Charles joined PRIDE in 2009, referred by Louisiana Rehabilitation Services (LRS). During the interview, he was provided with an American Sign Language (ASL) interpreter. This was the first time a potential employer had provided even this simple accommodation in order to learn more about him. His resume pointed to some experience with carpentry and plumbing, and a strong aptitude for electrical work. He began as a Maintenance Trades Helper on PRIDE Industries’ contract providing base operating support services to Ft. Polk. He was promoted within three months to General Maintenance Worker in the Electric Shop.
Given time and a chance to prove his skills, it was clear that Charles’ expertise in facilities maintenance was much more diverse than we knew. He excelled at his work, earning a folder full of awards including Most Improved Employee of the Quarter, 2011, Most Improved Employee of the Year, 2011, and numerous recognition awards for positive customer feedback over the years.
He was provided with an ASL interpreter early in his employment with PRIDE, but found it unnecessary. He excels at reading lips, and makes effective use of TDD lines for phone communication, as well as e-mail and texting – a very simple accommodation. Advances in assistive technology are occuring at a rapid rate, and have opened up opportunities for individuals with sensory impairments that didn’t exist even a few years ago. Smart phones and tablets enabled with text-to-speech, speech-to-text, and video relay services free individuals with disabilties to work in the field, and communicate directly with their peers and customers.
In June 2012 Charles earned promotion to Quality Control Inspector. “He is a real go-getter,” his supervisor says. “He arrives early and you just can’t stop him. He likes to be hands on and in the field.”

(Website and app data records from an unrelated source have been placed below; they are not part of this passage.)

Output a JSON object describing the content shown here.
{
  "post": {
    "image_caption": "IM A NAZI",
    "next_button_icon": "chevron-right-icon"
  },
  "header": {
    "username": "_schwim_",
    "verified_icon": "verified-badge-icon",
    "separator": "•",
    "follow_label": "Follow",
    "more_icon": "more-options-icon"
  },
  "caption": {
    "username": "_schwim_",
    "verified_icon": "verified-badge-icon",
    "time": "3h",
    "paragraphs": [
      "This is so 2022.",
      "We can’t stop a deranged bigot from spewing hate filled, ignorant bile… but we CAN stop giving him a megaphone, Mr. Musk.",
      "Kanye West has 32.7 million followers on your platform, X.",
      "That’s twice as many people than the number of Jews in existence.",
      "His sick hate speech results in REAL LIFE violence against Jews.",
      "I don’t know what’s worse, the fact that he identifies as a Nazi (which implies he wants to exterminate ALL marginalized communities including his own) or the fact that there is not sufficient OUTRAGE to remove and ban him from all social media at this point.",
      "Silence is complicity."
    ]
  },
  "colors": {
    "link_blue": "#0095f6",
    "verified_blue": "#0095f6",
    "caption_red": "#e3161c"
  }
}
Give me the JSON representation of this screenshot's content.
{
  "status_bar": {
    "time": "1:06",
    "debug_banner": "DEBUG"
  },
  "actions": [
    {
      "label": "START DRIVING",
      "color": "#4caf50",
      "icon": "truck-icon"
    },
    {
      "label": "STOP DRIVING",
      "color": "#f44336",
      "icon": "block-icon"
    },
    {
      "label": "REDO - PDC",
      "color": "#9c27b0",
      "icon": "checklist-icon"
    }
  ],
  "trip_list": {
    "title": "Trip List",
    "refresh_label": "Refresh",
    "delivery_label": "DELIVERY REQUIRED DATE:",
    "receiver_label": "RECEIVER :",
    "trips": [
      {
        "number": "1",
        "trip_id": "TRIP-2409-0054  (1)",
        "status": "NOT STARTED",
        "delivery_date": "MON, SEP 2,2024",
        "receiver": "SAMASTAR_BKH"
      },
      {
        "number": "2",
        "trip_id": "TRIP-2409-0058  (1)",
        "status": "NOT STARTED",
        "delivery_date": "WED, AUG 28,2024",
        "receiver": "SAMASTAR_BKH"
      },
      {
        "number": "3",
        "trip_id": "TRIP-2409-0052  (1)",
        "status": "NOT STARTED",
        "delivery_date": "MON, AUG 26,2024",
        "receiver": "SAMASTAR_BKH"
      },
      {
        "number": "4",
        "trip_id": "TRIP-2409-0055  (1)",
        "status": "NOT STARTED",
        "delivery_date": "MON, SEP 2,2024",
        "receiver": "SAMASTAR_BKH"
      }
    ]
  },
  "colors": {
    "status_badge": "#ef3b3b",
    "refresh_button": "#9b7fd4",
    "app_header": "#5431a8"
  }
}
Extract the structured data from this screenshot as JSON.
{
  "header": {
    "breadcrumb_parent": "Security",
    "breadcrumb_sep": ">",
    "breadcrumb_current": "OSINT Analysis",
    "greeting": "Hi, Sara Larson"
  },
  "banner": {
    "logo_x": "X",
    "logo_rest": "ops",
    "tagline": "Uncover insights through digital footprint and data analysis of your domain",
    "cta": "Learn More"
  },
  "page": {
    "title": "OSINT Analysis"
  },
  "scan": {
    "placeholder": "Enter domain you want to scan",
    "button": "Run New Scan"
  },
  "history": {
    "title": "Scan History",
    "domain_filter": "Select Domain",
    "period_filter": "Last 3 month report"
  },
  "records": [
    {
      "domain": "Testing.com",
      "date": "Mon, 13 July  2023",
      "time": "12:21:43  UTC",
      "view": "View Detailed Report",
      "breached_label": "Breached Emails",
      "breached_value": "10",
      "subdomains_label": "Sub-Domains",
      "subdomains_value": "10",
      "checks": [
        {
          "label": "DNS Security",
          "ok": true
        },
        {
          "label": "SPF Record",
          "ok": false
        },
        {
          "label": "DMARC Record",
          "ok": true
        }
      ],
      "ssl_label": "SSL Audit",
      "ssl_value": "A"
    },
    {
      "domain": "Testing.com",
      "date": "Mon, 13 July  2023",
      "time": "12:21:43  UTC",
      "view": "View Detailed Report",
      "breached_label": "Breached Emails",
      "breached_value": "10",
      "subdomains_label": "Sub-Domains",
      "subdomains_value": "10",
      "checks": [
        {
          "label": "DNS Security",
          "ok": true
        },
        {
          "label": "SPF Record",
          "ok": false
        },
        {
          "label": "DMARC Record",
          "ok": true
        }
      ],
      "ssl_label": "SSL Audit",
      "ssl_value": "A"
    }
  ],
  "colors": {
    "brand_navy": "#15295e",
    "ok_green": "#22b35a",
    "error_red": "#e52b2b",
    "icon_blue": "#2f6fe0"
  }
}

During National Disability Employment Awareness Month, we celebrate successes like Charles who have moved from dependence, to independence with the help of a few tools, support and training – and most importantly, the opportunity to prove what he could do.